- [Activity]: All entries are to be returned verbatim.

- [Task inputs]:
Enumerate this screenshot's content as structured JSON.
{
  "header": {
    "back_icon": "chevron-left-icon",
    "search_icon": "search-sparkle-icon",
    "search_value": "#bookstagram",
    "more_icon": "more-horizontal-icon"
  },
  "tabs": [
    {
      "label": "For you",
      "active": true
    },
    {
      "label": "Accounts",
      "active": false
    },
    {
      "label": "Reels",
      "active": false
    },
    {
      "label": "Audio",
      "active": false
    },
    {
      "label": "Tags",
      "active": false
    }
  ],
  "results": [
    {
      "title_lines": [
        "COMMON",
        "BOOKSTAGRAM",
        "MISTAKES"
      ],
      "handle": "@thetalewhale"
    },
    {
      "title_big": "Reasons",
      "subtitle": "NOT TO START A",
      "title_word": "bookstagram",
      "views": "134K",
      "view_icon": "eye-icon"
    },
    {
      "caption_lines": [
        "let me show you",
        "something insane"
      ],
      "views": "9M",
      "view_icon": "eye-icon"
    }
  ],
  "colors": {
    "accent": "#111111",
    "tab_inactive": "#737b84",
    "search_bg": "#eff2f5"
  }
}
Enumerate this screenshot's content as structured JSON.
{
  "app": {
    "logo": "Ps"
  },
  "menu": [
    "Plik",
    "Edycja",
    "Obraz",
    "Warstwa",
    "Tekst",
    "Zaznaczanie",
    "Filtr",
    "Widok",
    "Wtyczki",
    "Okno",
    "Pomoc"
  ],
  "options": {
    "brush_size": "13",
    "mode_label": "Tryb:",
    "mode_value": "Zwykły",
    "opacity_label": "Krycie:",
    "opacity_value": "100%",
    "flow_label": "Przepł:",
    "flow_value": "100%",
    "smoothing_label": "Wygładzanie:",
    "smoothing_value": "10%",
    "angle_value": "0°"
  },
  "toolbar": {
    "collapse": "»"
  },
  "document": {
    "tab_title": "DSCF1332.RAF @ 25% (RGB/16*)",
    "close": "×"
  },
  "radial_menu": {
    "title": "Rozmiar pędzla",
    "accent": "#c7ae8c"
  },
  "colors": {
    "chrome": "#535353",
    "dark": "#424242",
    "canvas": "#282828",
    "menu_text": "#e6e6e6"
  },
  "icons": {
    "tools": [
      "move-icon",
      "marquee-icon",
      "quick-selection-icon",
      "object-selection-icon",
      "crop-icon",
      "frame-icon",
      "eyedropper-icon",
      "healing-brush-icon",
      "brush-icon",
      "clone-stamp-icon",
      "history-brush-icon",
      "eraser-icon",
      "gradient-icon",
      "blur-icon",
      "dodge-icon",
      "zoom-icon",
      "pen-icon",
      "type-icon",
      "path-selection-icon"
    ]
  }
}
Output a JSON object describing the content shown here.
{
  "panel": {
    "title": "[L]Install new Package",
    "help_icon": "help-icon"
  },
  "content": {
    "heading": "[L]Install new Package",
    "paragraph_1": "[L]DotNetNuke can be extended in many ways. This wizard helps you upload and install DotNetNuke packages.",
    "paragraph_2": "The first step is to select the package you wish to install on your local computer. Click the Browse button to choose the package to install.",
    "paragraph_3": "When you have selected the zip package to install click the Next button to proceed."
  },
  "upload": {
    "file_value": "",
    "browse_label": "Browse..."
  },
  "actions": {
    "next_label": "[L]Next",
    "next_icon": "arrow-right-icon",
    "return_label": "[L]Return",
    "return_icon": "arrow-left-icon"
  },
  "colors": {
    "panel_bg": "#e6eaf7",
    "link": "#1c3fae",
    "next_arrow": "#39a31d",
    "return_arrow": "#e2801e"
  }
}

- [Solution for this task]:
Enumerate this screenshot's content as structured JSON.
{
  "header": {
    "back_icon": "chevron-left-icon",
    "search_icon": "search-sparkle-icon",
    "search_value": "#bookstagram",
    "more_icon": "more-horizontal-icon"
  },
  "tabs": [
    {
      "label": "For you",
      "active": true
    },
    {
      "label": "Accounts",
      "active": false
    },
    {
      "label": "Reels",
      "active": false
    },
    {
      "label": "Audio",
      "active": false
    },
    {
      "label": "Tags",
      "active": false
    }
  ],
  "results": [
    {
      "title_lines": [
        "COMMON",
        "BOOKSTAGRAM",
        "MISTAKES"
      ],
      "handle": "@thetalewhale"
    },
    {
      "title_big": "Reasons",
      "subtitle": "NOT TO START A",
      "title_word": "bookstagram",
      "views": "134K",
      "view_icon": "eye-icon"
    },
    {
      "caption_lines": [
        "let me show you",
        "something insane"
      ],
      "views": "9M",
      "view_icon": "eye-icon"
    }
  ],
  "colors": {
    "accent": "#111111",
    "tab_inactive": "#737b84",
    "search_bg": "#eff2f5"
  }
}
Enumerate this screenshot's content as structured JSON.
{
  "app": {
    "logo": "Ps"
  },
  "menu": [
    "Plik",
    "Edycja",
    "Obraz",
    "Warstwa",
    "Tekst",
    "Zaznaczanie",
    "Filtr",
    "Widok",
    "Wtyczki",
    "Okno",
    "Pomoc"
  ],
  "options": {
    "brush_size": "13",
    "mode_label": "Tryb:",
    "mode_value": "Zwykły",
    "opacity_label": "Krycie:",
    "opacity_value": "100%",
    "flow_label": "Przepł:",
    "flow_value": "100%",
    "smoothing_label": "Wygładzanie:",
    "smoothing_value": "10%",
    "angle_value": "0°"
  },
  "toolbar": {
    "collapse": "»"
  },
  "document": {
    "tab_title": "DSCF1332.RAF @ 25% (RGB/16*)",
    "close": "×"
  },
  "radial_menu": {
    "title": "Rozmiar pędzla",
    "accent": "#c7ae8c"
  },
  "colors": {
    "chrome": "#535353",
    "dark": "#424242",
    "canvas": "#282828",
    "menu_text": "#e6e6e6"
  },
  "icons": {
    "tools": [
      "move-icon",
      "marquee-icon",
      "quick-selection-icon",
      "object-selection-icon",
      "crop-icon",
      "frame-icon",
      "eyedropper-icon",
      "healing-brush-icon",
      "brush-icon",
      "clone-stamp-icon",
      "history-brush-icon",
      "eraser-icon",
      "gradient-icon",
      "blur-icon",
      "dodge-icon",
      "zoom-icon",
      "pen-icon",
      "type-icon",
      "path-selection-icon"
    ]
  }
}
Output a JSON object describing the content shown here.
{
  "panel": {
    "title": "[L]Install new Package",
    "help_icon": "help-icon"
  },
  "content": {
    "heading": "[L]Install new Package",
    "paragraph_1": "[L]DotNetNuke can be extended in many ways. This wizard helps you upload and install DotNetNuke packages.",
    "paragraph_2": "The first step is to select the package you wish to install on your local computer. Click the Browse button to choose the package to install.",
    "paragraph_3": "When you have selected the zip package to install click the Next button to proceed."
  },
  "upload": {
    "file_value": "",
    "browse_label": "Browse..."
  },
  "actions": {
    "next_label": "[L]Next",
    "next_icon": "arrow-right-icon",
    "return_label": "[L]Return",
    "return_icon": "arrow-left-icon"
  },
  "colors": {
    "panel_bg": "#e6eaf7",
    "link": "#1c3fae",
    "next_arrow": "#39a31d",
    "return_arrow": "#e2801e"
  }
}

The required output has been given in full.